But twice this year another group of wildlife experts wrote letters saying wolves still need the full protection of federal law to more fully recover in more states. In one case more than 70 wildlife scientists signed a letter calling for continued federal protection.
In an open letter to Congress, the scientists urged lawmakers to "oppose any legislation to remove the gray wolf (Canis lupus) from protections under the ESA. Wolves are an enormous asset to the biological diversity of our country and are well-tolerated by the American public. After decades of making excellent progress toward recovery, it would be a shame to stop before the final goal is accomplished."
There are now an estimated 2,200 wolves in Minnesota and about 600 each in Wisconsin and Upper Michigan.
FOR NOW, BACK TO THE '70S
The wolf issue was thrust back into the limelight on Dec. 19 last year when federal Judge Beryl A. Howell in Washington, D.C., sided with animal advocacy groups in a 111-page decision.

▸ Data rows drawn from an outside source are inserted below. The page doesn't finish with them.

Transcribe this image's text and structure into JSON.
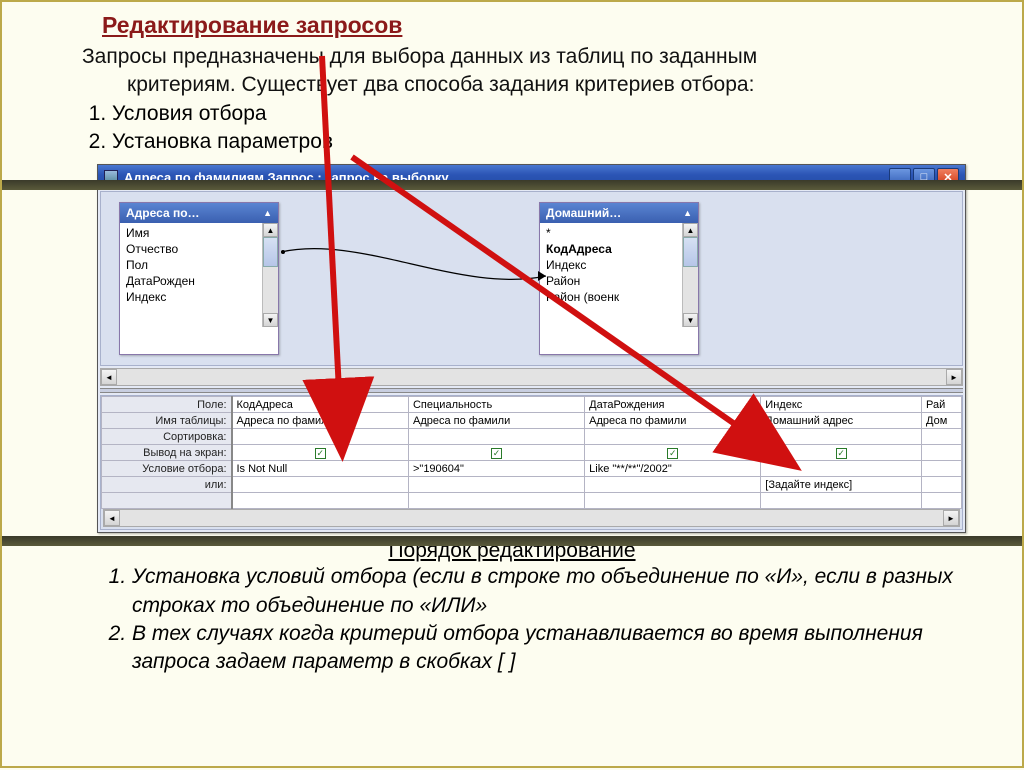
{
  "header": {
    "title": "Редактирование запросов"
  },
  "intro": {
    "para": "Запросы предназначены для выбора данных из таблиц по заданным",
    "para2": "критериям. Существует два способа задания критериев отбора:",
    "items": [
      "Условия отбора",
      "Установка параметров"
    ]
  },
  "window": {
    "title": "Адреса по фамилиям Запрос : запрос на выборку",
    "minimize": "_",
    "maximize": "□",
    "close": "✕"
  },
  "tables": {
    "left": {
      "title": "Адреса по…",
      "fields": [
        "Имя",
        "Отчество",
        "Пол",
        "ДатаРожден",
        "Индекс"
      ]
    },
    "right": {
      "title": "Домашний…",
      "fields": [
        "*",
        "КодАдреса",
        "Индекс",
        "Район",
        "Район (военк"
      ]
    }
  },
  "grid": {
    "labels": {
      "field": "Поле:",
      "table": "Имя таблицы:",
      "sort": "Сортировка:",
      "show": "Вывод на экран:",
      "criteria": "Условие отбора:",
      "or": "или:"
    },
    "cols": [
      {
        "field": "КодАдреса",
        "table": "Адреса по фамили",
        "show": true,
        "criteria": "Is Not Null",
        "or": ""
      },
      {
        "field": "Специальность",
        "table": "Адреса по фамили",
        "show": true,
        "criteria": ">\"190604\"",
        "or": ""
      },
      {
        "field": "ДатаРождения",
        "table": "Адреса по фамили",
        "show": true,
        "criteria": "Like \"**/**\"/2002\"",
        "or": ""
      },
      {
        "field": "Индекс",
        "table": "Домашний адрес",
        "show": true,
        "criteria": "",
        "or": "[Задайте индекс]"
      },
      {
        "field": "Рай",
        "table": "Дом",
        "show": false,
        "criteria": "",
        "or": ""
      }
    ]
  },
  "footer": {
    "heading": "Порядок редактирование",
    "items": [
      " Установка условий отбора (если в строке то объединение по «И», если в разных строках то объединение по «ИЛИ»",
      "В тех случаях когда критерий отбора устанавливается во время выполнения запроса задаем параметр в скобках [ ]"
    ]
  }
}
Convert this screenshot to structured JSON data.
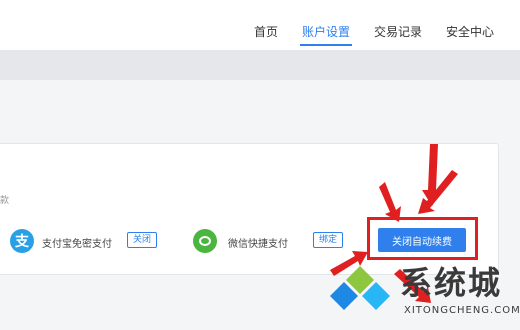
{
  "nav": {
    "items": [
      {
        "label": "首页",
        "active": false
      },
      {
        "label": "账户设置",
        "active": true
      },
      {
        "label": "交易记录",
        "active": false
      },
      {
        "label": "安全中心",
        "active": false
      }
    ]
  },
  "card": {
    "hint": "款",
    "payments": [
      {
        "icon": "alipay-icon",
        "icon_glyph": "支",
        "label": "支付宝免密支付",
        "button": "关闭"
      },
      {
        "icon": "wechat-icon",
        "label": "微信快捷支付",
        "button": "绑定"
      }
    ],
    "primary_button": "关闭自动续费"
  },
  "watermark": {
    "title": "系统城",
    "subtitle": "XITONGCHENG.COM"
  },
  "colors": {
    "accent": "#2f80ed",
    "annotation": "#e02020",
    "alipay": "#27a0e6",
    "wechat": "#4ab53f"
  }
}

The judge said the U.S. Fish and Wildlife Service went too far in 2012 by removing federal protections for wolves across nine Great Lakes states, including six states where there are no wolves.
The judge ruled that wolves in the Great Lakes states immediately be placed back under the protections of the original 1978 ruling to protect the animals, which had been hunted, trapped and harassed to near extinction at the time. By the late 1970s only a few hundred wolves remained in the continental United States, nearly all in Minnesota's Superior National Forest.
Under federal protections for three decades, wolf numbers rebounded in Minnesota, with the animals spreading into Wisconsin and Michigan. State and federal wildlife managers agreed that, by 2012, wolves had recovered well beyond expectations in the region, leading the Fish and Wildlife Service to declare the Great Lakes region a "distinct population" of gray wolf that had "recovered" under the terms of the Endangered Species Act.
The move was praised by sporting and farming groups that wanted to thin the wolf population, and Minnesota and Wisconsin state resource agencies immediately instituted hunting and trapping seasons in 2012. Seasons were held again in 2013 and 2014, with hundreds of wolves killed across the region.
The Humane Society of the United States filed suit in 2014, saying the animals hadn't fully recovered in all areas they once roamed, and that the Fish and Wildlife Service was wrongly carving out a small, successful population in just three states and excluding any recovery across a vast area of their former range where no wolves exist.
The court action one year ago redesignated Minnesota wolves officially "threatened," with Wisconsin and Michigan wolves listed as "endangered." The distinction allows a limited culling of wolves in Minnesota through targeted trapping near livestock, but no sport hunting or trapping seasons here.
It's unclear if and when wolves may be hunted again.
"We stopped the excessive harvest by the states for one year at least. But we still don't have a long-term victory," Adkins Giese said. "The best-case scenario is that the court decision gets upheld, Congress stays out (of wildlife management) and we get the Fish and Wildlife Service to draft a new rule that protects wolves."